Climate change presents a related challenge to religion (see The Future of Religion). Historically, religion has claimed to be the place we appropriately turn with questions of a moral nature—and it has, at least adequately for its times, carried out this function. I’ve suggested that once we are past the particulars, climate change is less a scientific concern than a moral one. It has to do with making hard choices that are ultimately questions of value. I don’t see religion today doing any better job than education or government when it comes to providing needed leadership—indeed it has often served as a major voice for denial. Religion that can serve us going forward must be able to guide us toward the moral courage needed with questions like climate change. It is fascinating to contemplate what would be required of religion for it to provide this kind of leadership.
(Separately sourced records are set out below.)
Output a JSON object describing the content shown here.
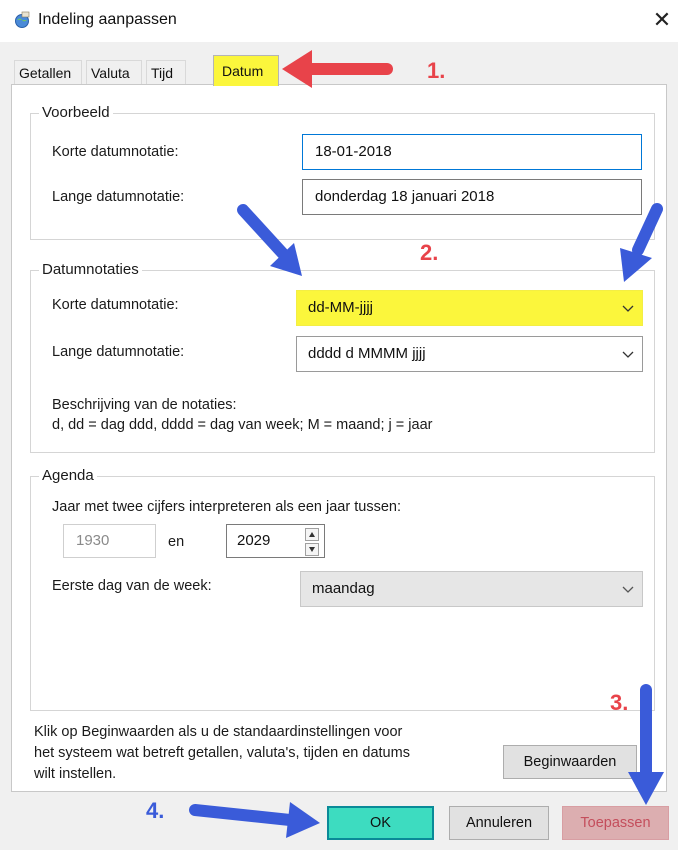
{
  "window": {
    "title": "Indeling aanpassen"
  },
  "tabs": [
    {
      "label": "Getallen"
    },
    {
      "label": "Valuta"
    },
    {
      "label": "Tijd"
    },
    {
      "label": "Datum"
    }
  ],
  "voorbeeld": {
    "title": "Voorbeeld",
    "short_label": "Korte datumnotatie:",
    "short_value": "18-01-2018",
    "long_label": "Lange datumnotatie:",
    "long_value": "donderdag 18 januari 2018"
  },
  "datumnotaties": {
    "title": "Datumnotaties",
    "short_label": "Korte datumnotatie:",
    "short_value": "dd-MM-jjjj",
    "long_label": "Lange datumnotatie:",
    "long_value": "dddd d MMMM jjjj",
    "desc_title": "Beschrijving van de notaties:",
    "desc_text": "d, dd = dag  ddd, dddd = dag van week;  M = maand;  j = jaar"
  },
  "agenda": {
    "title": "Agenda",
    "interpret_label": "Jaar met twee cijfers interpreteren als een jaar tussen:",
    "year_from": "1930",
    "en_label": "en",
    "year_to": "2029",
    "first_day_label": "Eerste dag van de week:",
    "first_day_value": "maandag"
  },
  "note": {
    "line1": "Klik op Beginwaarden als u de standaardinstellingen voor",
    "line2": "het systeem wat betreft getallen, valuta's, tijden en datums",
    "line3": "wilt instellen."
  },
  "buttons": {
    "reset": "Beginwaarden",
    "ok": "OK",
    "cancel": "Annuleren",
    "apply": "Toepassen"
  },
  "annotations": {
    "step1": "1.",
    "step2": "2.",
    "step3": "3.",
    "step4": "4.",
    "red_color": "#e8434a",
    "blue_color": "#3a5bd9",
    "highlight_color": "#fbf63c"
  }
}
The most important way that the climate change challenge may help further the needed cultural “growing up” relates to the overarching question of narrative, of an effective guiding story for our time. I’ve argued that the ultimate crisis of our time is a crisis of purpose—a crisis of cultural story. Climate change is requiring us to rethink wealth and progress, indeed, to reexamine what constitutes human meaning. It asks us, “What does it mean to be a mature adult living at a moment in history when the evidence for potential climate change disaster became inescapable?” “And what will we say to succeeding generations of children and grandchildren the world over if we fail to take needed action? It is very possible that in time we will look back on climate change as human history’s most significant teacher of mature systemic perspective—and with this, ultimately, of wisdom.

What Lies Ahead

The recognition that effectively addressing climate change will require culturally mature capacities can leave a person wondering whether hope is warranted. The problem by itself seems overwhelming enough without the need for changes in ourselves. Add the bizarre current reality of climate change denial at the highest levels of government in the U.S. and it can be hard to feel optimistic. But it is important to appreciate that we also see positive signs.

We can take some solace in the fact that other countries are stepping in to provide leadership. (The majority of the world has signed on to the Paris agreements.) We also see state and local governments increasingly making their voices heard. (I think in particular of California and its willingness to enforce stringent emissions standards). And increasingly businesses are stepping up. In part this is because the economics are increasingly on the side of more renewable energy sources and because the need for more sustainable technologies provides a huge business opportunity. But often, too, it is because they are recognizing the larger moral responsibility that we all necessarily hold in our time.

There is also the fact of Cultural Maturity itself. The same changes I have described altering assumptions in realms as different as love, leadership, and the most fundamental levels of science should make bringing greater maturity to the climate change question increasingly seem “common sense.”

In the years ahead, our evolving relationship to the climate change question should prove a good barometer for measuring our more general progress with Cultural Maturity’s needed “growing up” as a species. Will the suicidal nature of ignoring real limits take many more decades to become broadly accepted? Will denial perhaps fade quickly as the need for greater maturity in how we understand and act becomes obvious? Whichever proves the case, climate change’s consequences, even if we act wisely, will extend well into the future. Like it or not, climate change will serve as a reminder and teacher for generations—and possibly centuries—to come.